1. Egyptians giving damp cloths to each other

These damp cloths were used to relieve some of the symptoms of tear gas. There was no such feeling of “every man for himself.” Resources were liberally shared. Erica was even offered a cloth wetted with vinegar (apparently it does help).

2. Egyptian citizens preventing violent acts and vandalism

On Friday, I saw one protester attempting to set a Tourism police vestibule on fire. Immediately, several other protesters stopped and reprimanded him.

On my street in Heliopolis, various groups of people who have armed themselves with sticks and knives have taken it upon themselves to protect their neighborhoods from looters (some of whom were caught and identified as internal security members).

3. Egyptians risking their own safety for others

I saw several incidences in which Egyptian citizens would grab an activated tear gas canister and either throw it out or douse it in a bucket of water. Trust me, being exposed to tear gas is not fun.

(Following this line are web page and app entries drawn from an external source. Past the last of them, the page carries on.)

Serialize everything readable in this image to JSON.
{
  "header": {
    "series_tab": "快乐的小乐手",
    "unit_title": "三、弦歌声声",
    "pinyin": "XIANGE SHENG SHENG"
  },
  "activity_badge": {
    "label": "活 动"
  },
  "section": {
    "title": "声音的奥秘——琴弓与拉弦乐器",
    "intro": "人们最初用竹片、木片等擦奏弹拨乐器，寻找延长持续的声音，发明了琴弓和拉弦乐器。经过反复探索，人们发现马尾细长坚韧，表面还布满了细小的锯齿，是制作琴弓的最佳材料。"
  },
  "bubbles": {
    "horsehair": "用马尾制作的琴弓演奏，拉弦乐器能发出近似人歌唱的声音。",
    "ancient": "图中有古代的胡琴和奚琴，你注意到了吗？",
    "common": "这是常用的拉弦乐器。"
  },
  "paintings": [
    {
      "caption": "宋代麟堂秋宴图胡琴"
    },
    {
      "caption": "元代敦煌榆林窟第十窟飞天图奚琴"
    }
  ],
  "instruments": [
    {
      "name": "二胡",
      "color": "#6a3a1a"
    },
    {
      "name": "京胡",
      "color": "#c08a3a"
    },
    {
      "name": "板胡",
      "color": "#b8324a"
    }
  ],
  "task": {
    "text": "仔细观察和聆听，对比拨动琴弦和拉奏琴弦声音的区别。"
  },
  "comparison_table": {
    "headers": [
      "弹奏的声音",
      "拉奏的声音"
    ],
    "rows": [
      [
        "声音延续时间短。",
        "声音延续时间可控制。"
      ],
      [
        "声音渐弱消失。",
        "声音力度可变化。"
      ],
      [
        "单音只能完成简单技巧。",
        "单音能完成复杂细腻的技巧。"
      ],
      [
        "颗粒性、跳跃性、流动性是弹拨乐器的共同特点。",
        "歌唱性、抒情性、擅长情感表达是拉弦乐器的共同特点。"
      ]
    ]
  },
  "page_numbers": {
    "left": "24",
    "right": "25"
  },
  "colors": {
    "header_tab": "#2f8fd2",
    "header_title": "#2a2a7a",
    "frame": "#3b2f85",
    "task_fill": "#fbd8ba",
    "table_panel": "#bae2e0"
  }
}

These are all things I’ve witnessed first hand. There also reports of Egyptians in Tahrir Square actually picking up their own trash and lining up. Anyone who has lived in Egypt would find this remarkable.

Though I’ve definitely made critiques about Egyptian society, I’ve always admired their willingness to help each other. This quality has magnified itself 100 times over the past week. They have taken responsibility for each other in a time of crisis and instability and have demonstrated their ability to grow civil society. Go Egypt.


PS: Pictures to follow soon.